For more examples and images, see the posts linked at the top of this post!

## Monday, February 1, 2010

### mpmath in Sage to become 3x faster

I've blogged previously about the potential speedups attainable by rewriting core parts of mpmath in Cython (here and here), but all I had back then was some standalone classes and functions that couldn't easily be integrated.
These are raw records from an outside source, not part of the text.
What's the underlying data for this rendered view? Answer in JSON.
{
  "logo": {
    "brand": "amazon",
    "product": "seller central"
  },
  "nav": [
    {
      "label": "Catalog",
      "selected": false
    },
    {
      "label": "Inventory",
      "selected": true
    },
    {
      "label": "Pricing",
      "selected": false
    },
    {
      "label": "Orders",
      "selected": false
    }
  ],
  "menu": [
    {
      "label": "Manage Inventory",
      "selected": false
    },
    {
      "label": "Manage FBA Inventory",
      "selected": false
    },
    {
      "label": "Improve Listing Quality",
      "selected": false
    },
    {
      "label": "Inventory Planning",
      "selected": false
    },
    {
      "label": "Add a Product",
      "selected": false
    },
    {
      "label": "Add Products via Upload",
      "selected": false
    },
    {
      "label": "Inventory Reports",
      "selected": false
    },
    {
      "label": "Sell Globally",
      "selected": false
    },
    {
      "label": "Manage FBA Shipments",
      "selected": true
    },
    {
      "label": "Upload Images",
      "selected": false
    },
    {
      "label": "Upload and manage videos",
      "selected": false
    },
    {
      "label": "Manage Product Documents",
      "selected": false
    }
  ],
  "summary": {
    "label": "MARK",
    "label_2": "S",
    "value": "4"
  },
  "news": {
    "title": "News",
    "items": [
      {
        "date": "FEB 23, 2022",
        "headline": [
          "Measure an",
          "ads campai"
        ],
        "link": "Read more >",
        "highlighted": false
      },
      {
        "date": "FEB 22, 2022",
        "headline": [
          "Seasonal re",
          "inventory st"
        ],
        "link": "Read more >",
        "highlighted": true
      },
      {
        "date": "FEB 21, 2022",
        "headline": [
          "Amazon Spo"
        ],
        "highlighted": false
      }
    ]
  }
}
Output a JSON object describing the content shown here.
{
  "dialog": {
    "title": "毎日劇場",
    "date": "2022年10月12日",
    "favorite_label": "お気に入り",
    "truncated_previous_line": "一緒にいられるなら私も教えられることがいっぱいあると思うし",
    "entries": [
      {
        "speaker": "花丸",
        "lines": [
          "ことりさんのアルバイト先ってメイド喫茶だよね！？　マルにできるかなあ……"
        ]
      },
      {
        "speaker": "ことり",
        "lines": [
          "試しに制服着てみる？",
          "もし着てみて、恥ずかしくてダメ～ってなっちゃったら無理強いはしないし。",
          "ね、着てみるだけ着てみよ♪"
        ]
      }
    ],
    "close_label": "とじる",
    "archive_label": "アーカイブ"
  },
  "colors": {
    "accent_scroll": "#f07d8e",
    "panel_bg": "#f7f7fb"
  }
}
Well, I now finally have a fully working, fully integrated Cython implementation of the mpf and mpc types (plus related utility functions) -- and it successfully runs the entire mpmath test suite!

On my computer (Ubuntu 64 bit, AMD Athlon 64 3700+), running import mpmath; mpmath.runtests() in Sage takes this much time:

Before [mpmath (svn trunk) + Sage 4.3.1]: 62.75 seconds

After [mpmath (svn trunk with modifications) + Cython mpmath types + Sage 4.3.1 + a Sage performance patch by Robert Bradshaw]: 19.87 seconds

I have essentially only implemented arithmetic operations and conversions, so core transcendental functions (as well as square roots and powers) still fall back to the Python code, and they account for the majority of the running time. According to cProfile, about 20% of the total time is spent in exp() and gamma() alone. Hypergeometric series evaluation is also still done in Python. Replacing these functions with Cython versions should give a significant boost, and will be very easy to do in the future (in terms of code infrastructure). So realistically, the running time for the unit tests can be cut much further, probably in half.

The code isn't public yet. I will soon commit the changes to the mpmath svn repository and create a patch for Sage with the Cython extensions. The code just needs a little more cleanup, and there are no doubt a couple of subtle issues (such as corner-case memory leaks) that need fixing... but essentially, it's working, and the tests pass, so I expect it to be releasable quite soon.

Update: after adding just a little more Cythonized wrapper code, the time is now down to 17.64 seconds. I have still not touched exp, log, cos, sin, gamma, or any other core transcendental functions. Expect further improvements.

Update 2 (2010-02-03): preliminary version of the Cython code here